Did Serena Williams Fall Victim To Double Standards?

"You know how many other men do things that are much worse than that?"

The contentious US Open Grand Final between Serena Williams and Naomi Osaka is not the first time even this month the tennis world has been talking about double standards.

What happened is this: umpire Carlos Ramos gave Williams a warning for coaching, seemingly because her coach gave her a hand signal from the front row. Williams, insulted by the accusation of cheating, demanded an apology: "I don't cheat to win, I'd rather lose," she told Ramos.

She later received a second violation for smashing her racquet, prompting boos from the crowd.

READ MORE: Williams Tells Umpire: 'You're A Thief, You Owe Me An Apology'

At the changeover she again demanded an apology from Ramos for the earlier violation.

"You stole a point from me and you are a thief," she told him.

He issued a third violation and docked the game, leaving Osaka just one game away from victory.

"This is not fair," she said. "This has happened to me too many times. You know how many other men do things that are much worse than that?"

Tennis great and equal rights advocate Billie Jean King said the incident was "an abuse of power" and that Ramos had "crossed the line".

Writing for the Washington Post, she said:

"An umpire’s job is to keep control of the match, and he let it get out of control. The rules are what they are, but the umpire has discretion, and Ramos chose to give Williams very little latitude in a match where the stakes were highest."

CNN's sports analyst Christine Brennan said that it showed that women are still not treated equally in the tennis world

"We know that there's quite a history to it. Think of John McEnroe, think of Ilie Nastase, Jimmy Connors, Andre Agassi. These men all berated chair umpires, famously so. Commercials have been made. McEnroe has done, 'you can't be serious' and all the other tirades, top of his lungs over the years and none of them received a game penalty," she said.

READ MORE: 12 Things You Should Know About Naomi Osaka

"Would he (umpire) have done that with a man? History has said, no. He would not have done that with a man."

Williams is by no means the first player to take issue with an umpire's ruling, nor could anyone call her conduct completely above board.

But after all, as Jonathan Liew wrote in The Independent, "rules don't just appear, and they're never as objective as they look."

Here's a look at some of the more recent incidences in history which were not penalised.

No Penalty

2016 Italian Open

Novak Djokovic pushed away umpire Carlos Bernardes' arm while he inspected a close call on a clay court. The Association of Tennis Professionals (ATP) rule book said he could be facing a $10,000 fine if found guilty of "physical abuse", but no action was taken.

2016 French Open

Nick Kyrgios told Ramos that a code violation for unsportsmanlike conduct was "fucking bullshit". He was not penalised further -- although he did call out double standards, given Djokovic's unpunished violation a week earlier.

2016 Cincinnati Masters

Andy Murray kicked a ball at the umpire, narrowly missing his head.
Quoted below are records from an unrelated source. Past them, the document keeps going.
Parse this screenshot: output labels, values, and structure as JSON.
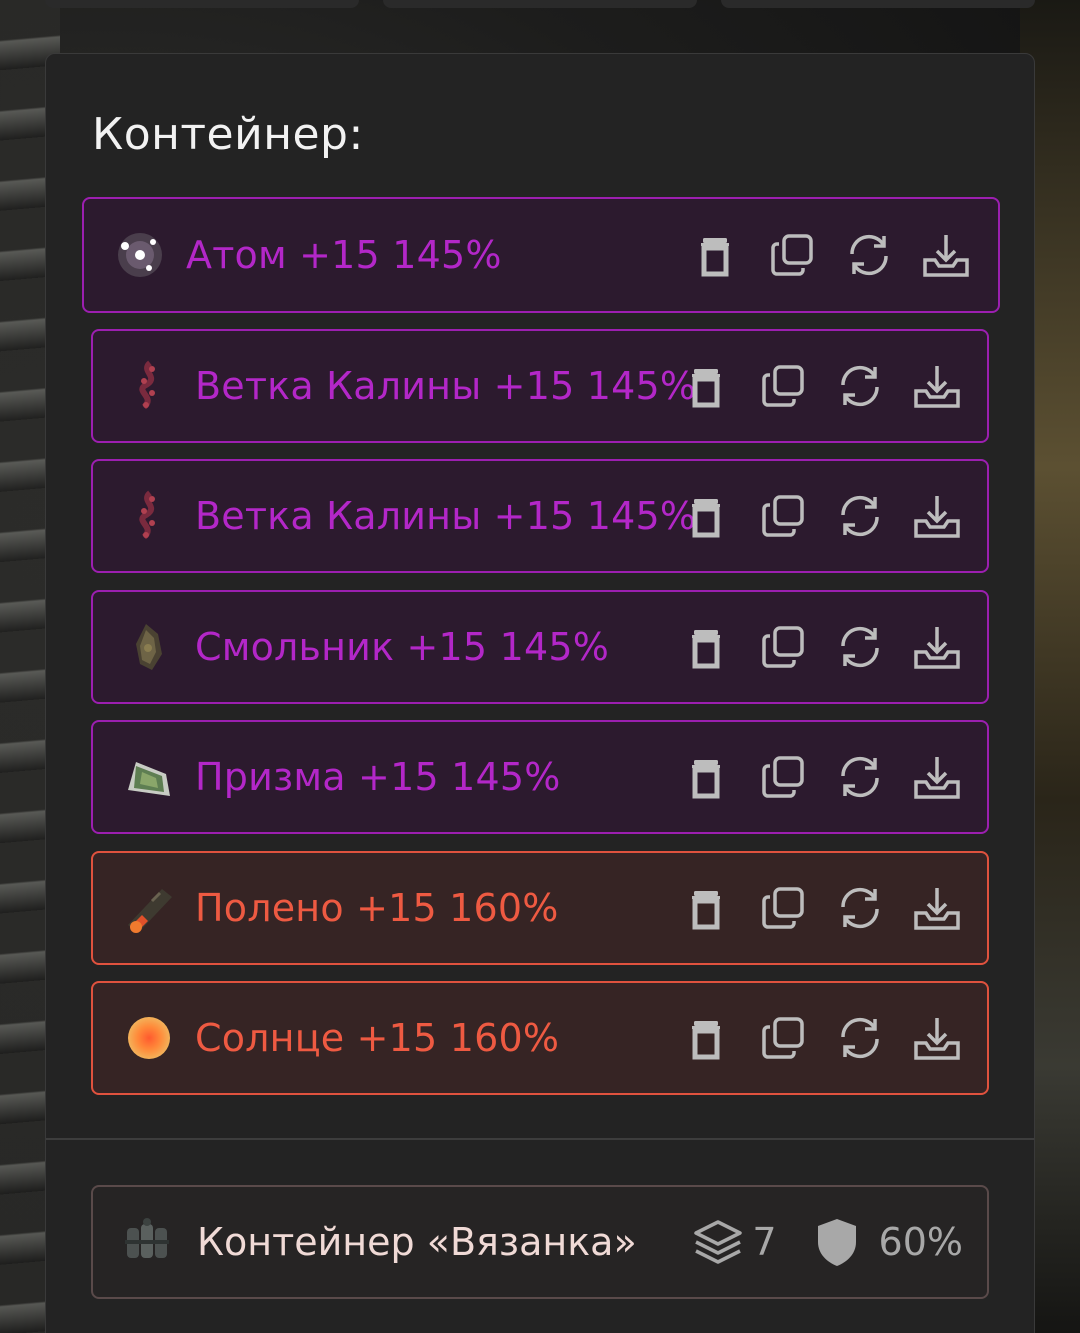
{
  "panel": {
    "title": "Контейнер:"
  },
  "items": [
    {
      "label": "Атом +15 145%",
      "rarity": "purple",
      "icon": "atom-artifact-icon"
    },
    {
      "label": "Ветка Калины +15 145%",
      "rarity": "purple",
      "icon": "viburnum-branch-artifact-icon"
    },
    {
      "label": "Ветка Калины +15 145%",
      "rarity": "purple",
      "icon": "viburnum-branch-artifact-icon"
    },
    {
      "label": "Смольник +15 145%",
      "rarity": "purple",
      "icon": "smolnik-artifact-icon"
    },
    {
      "label": "Призма +15 145%",
      "rarity": "purple",
      "icon": "prism-artifact-icon"
    },
    {
      "label": "Полено +15 160%",
      "rarity": "orange",
      "icon": "log-artifact-icon"
    },
    {
      "label": "Солнце +15 160%",
      "rarity": "orange",
      "icon": "sun-artifact-icon"
    }
  ],
  "actions": [
    "trash-icon",
    "copy-icon",
    "refresh-icon",
    "download-icon"
  ],
  "footer": {
    "label": "Контейнер «Вязанка»",
    "slots": "7",
    "protection": "60%"
  },
  "colors": {
    "purple_text": "#b327c8",
    "purple_border": "#9c1fb0",
    "orange_text": "#ee5a42",
    "orange_border": "#e0523e",
    "panel_bg": "#232323"
  }
}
There were no penalties.

2017 French Open

Djokovic got into a heated argument with Ramos after being docked a first serve for taking too long. "You're losing your mind," he told him at one point, after being given a warning for unsportsmanlike conduct later in the game. He was not penalised.

2018 Wimbledon

Djokovic engaged in a series of rows with Ramos during a match against Kei Nishikori. He accused the umpire of "double standards" for penalising him over bouncing a racquet when he claimed Nishikori did the same thing without consequences. There were no penalties for the row.


2012 Australian Open

Marcos Baghadis was fined $770 for not just smashing his playing racquet, but taking out three more racquets from his bag -- two still wrapped in plastic -- and smashing those as well.

2014 Wimbledon

Fabio Fognini was slapped with the highest fine in Wimbledon history -- £19,100 -- for a series of outbursts, including throwing his racquet and getting into an argument with the umpire.

2016 French Open

Djokovic was fined $5500 for throwing his racquet in anger., which then bounced at a lineman. If the linesman hadn't ducked, Djokovic would have been immediately disqualified.

2018 Fever-Tree Championships

Nick Kygios has copped a number of fines throughout his career, most recently a $23,500 fine for being caught simulating a sex act.


The tennis great was also known for having a great temper, and while there was plenty he got away with, there was also quite a bit he didn't. The largest violation was at the 1987 US Open, where he was fined $17,500 and issued a two month suspension for misconduct and verbal abuse.

It's not quite the infamous "you cannot be serious" moment at the 1981 Wimbledon, but then again, nothing is.